Unfortunately, before this bug was fixed, SASL contained only one bit of "error checking code":
ContextChanger(ALCcontext *context) {oldContext = alcGetCurrentContext();alcMakeContextCurrent(context);alGetError();};
If you don't speak OpenAL, basically that's SASL clearing the error code before beginning audio work, with no check of what is in there. This is not how to do error checking.

The Fix Is In

The good news is that the newest version of SASL (2.4 as of this writing) fixes the context changer bug, and also in some cases checks the OpenAL error code after issuing OpenAL commands. The error checking is not as complete as I'd like to see, and still will silence the error sometimes, but it's a step in the right direction.

Are there any teachable moments here? I think there are a few:
  • If an API provides return codes* for the purpose of determining program correctness (E.g. OpenAL returning "invalid source") it is absolutely to leverage those return codes to do debug assertion checking.
  • It is not good enough to run the code and observe expected behavior at the user level - you need to verify that the code is actually doing what you expect, or you don't know. (A very wise senior engineer once told that to me 21 (!) years ago when I was just an intern at Avid's taken me about that long to deeply understand this in my gut.)
  • Any time the behavior of code isn't going to be directly user observable (which includes pretty much all resource cleanup code), you need to design the system for debug-ability, e.g. create test cases, attach the debugger, put logging in place, put assertions in place. Proving a program is correct and debugging it is a design requirement just like functionality.

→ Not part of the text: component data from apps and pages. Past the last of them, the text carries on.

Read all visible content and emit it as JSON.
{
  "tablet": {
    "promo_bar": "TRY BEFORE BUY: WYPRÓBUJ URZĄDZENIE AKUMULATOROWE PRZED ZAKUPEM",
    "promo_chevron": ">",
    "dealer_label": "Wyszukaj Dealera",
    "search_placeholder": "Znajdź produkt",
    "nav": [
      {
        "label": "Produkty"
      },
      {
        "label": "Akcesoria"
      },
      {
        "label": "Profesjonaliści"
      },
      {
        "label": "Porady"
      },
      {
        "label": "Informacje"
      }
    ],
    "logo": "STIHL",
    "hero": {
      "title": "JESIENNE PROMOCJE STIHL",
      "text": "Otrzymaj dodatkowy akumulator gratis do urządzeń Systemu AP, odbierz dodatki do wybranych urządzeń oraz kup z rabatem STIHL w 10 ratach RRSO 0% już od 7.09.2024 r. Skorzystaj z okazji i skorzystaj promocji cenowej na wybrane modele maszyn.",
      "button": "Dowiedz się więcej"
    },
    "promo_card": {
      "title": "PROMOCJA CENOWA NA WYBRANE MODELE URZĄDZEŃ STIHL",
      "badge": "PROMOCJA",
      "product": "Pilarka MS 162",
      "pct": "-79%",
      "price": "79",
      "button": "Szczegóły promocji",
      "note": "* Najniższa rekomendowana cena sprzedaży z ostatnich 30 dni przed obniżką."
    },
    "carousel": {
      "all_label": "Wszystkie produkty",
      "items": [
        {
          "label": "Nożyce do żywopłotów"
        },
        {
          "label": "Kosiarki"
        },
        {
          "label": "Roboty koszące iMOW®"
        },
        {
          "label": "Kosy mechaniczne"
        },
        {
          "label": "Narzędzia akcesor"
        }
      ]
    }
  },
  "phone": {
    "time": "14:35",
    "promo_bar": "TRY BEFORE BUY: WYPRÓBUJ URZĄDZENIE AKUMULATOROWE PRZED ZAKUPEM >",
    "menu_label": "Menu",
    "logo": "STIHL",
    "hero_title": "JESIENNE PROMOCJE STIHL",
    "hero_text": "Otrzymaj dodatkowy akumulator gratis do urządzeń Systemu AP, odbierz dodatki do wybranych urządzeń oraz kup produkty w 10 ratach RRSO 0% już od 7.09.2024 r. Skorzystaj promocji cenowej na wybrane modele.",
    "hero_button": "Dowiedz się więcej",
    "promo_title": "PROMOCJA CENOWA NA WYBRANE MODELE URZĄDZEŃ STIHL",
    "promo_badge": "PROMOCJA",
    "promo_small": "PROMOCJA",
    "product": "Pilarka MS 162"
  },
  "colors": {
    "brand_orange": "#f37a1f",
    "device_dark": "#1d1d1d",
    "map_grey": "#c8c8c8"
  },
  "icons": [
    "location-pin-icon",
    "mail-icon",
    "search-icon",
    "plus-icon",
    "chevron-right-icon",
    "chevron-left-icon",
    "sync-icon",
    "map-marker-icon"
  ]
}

* I don't want to use the term error codes for these returns because I think it is important to distinguish between mistakes in program correctness (you, the programmer, screwed up) and expected failures of hardware (e.g. a disk read error). Having a return enumeration from a function is a coding idiom that can be used for either of these cases. In the case of OpenAL and OpenGL, the returned code detects both programmer mistakes and underlying "errors", e.g. exhaustion of memory.